With looming budget shortfalls expected over the next two years, Corpus Christi City council members took a conservative approach to the proposed budget, voting last week to continue planning with the new effective tax rate..

A computer error uncovered this month by the Nueces County Appraisal District led to an increase in the total appraisal estimate for the City of Corpus Christi. The city had worked on a budget proposal that took into consideration a 6 percent decrease in expected property valuations compared to last year. Programs such as the city’s senior centers and library staff saw a reduction in hours, and city employees as a group saw a reduction of more than 60 positions. Operations such as animal control and code enforcement saw some consolidation of duties, as well, in light of this upcoming budget cycle.

The change in appraisal numbers swung the preliminary total by more than eight percentage points, giving the city a two percent increase in valuations compared to last year. Assistant City Manager Oscar Martinez said if the city stayed at the same property tax rate as last year, $0.582, then the city could expect to receive an additional $800,000 in property tax revenue.

The debate at the July 19 meeting was whether to stay at the current tax rate, which would in effect be a tax rate increase, or go down to the effective tax rate of $0.572. The effective tax rate would bring in the same amount of revenue that was collected last year, taking the $800,000 out of the discussion.

“The 2 percent didn’t take us out of the woods. Over a three-year period, the deficit would improve in the 2013-14 fiscal year,” Martinez said.

The budget shortfall is expected to be $7.5 million in each of those years. The city staff recommendation was to hold with the effective tax rate.

Councilwoman Nelda Martinez supported the effective tax rate, as the city has been working these last few months in good faith with the public to keep spending down.

“At least try to find some semblance of stability in our utility rates. I see no relief in our utility rates. I believe if we stay with the effective tax rate, we keep our good faith effort and get some relief to the taxpayers,” Martinez said.

She, like several other council members, saw the possible $800,000 as only a small fix in the much larger issue of finding money for street repair.

“We all want to fix the street problem,” Martinez said. “I don’t want any Band-aids as far as streets. We need a meaningful revenue source for that.
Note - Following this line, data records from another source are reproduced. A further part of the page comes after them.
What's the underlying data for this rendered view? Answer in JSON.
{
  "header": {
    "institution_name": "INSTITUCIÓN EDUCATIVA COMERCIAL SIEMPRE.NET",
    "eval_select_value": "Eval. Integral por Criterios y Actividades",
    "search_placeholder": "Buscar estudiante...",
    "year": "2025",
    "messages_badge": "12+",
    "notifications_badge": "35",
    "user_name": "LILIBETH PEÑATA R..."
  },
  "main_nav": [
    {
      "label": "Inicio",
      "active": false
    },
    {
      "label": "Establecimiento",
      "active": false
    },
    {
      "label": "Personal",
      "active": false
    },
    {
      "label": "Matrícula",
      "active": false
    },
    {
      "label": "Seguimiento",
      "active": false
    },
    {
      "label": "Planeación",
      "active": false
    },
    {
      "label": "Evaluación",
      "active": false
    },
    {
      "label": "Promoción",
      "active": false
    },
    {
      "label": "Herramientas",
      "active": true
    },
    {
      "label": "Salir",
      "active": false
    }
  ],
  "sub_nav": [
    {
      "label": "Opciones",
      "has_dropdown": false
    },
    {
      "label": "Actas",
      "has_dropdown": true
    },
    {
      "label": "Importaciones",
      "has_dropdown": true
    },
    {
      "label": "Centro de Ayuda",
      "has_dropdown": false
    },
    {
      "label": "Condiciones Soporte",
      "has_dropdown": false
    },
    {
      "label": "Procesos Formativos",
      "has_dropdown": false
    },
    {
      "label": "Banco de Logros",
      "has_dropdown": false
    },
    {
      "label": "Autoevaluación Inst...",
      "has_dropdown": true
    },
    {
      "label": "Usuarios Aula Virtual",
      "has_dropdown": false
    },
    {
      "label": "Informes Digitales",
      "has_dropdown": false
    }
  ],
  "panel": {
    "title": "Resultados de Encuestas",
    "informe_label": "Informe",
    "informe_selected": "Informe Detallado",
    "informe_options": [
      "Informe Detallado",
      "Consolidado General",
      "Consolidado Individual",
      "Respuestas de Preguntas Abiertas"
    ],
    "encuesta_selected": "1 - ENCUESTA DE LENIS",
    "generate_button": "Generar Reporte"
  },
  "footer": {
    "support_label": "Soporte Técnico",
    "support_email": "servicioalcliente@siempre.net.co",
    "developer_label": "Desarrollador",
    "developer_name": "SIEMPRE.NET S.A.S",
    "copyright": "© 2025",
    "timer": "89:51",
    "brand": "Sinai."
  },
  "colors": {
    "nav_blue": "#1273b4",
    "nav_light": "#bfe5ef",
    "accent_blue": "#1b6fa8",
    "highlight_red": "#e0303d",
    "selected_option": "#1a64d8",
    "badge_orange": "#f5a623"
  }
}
We’re not going to fix all our concerns in just one budget cycle. We need some time to give our city manager to continue to work on efficiencies.”

Councilman Mark Scott also urged council members to think ahead to next year's budget cycle.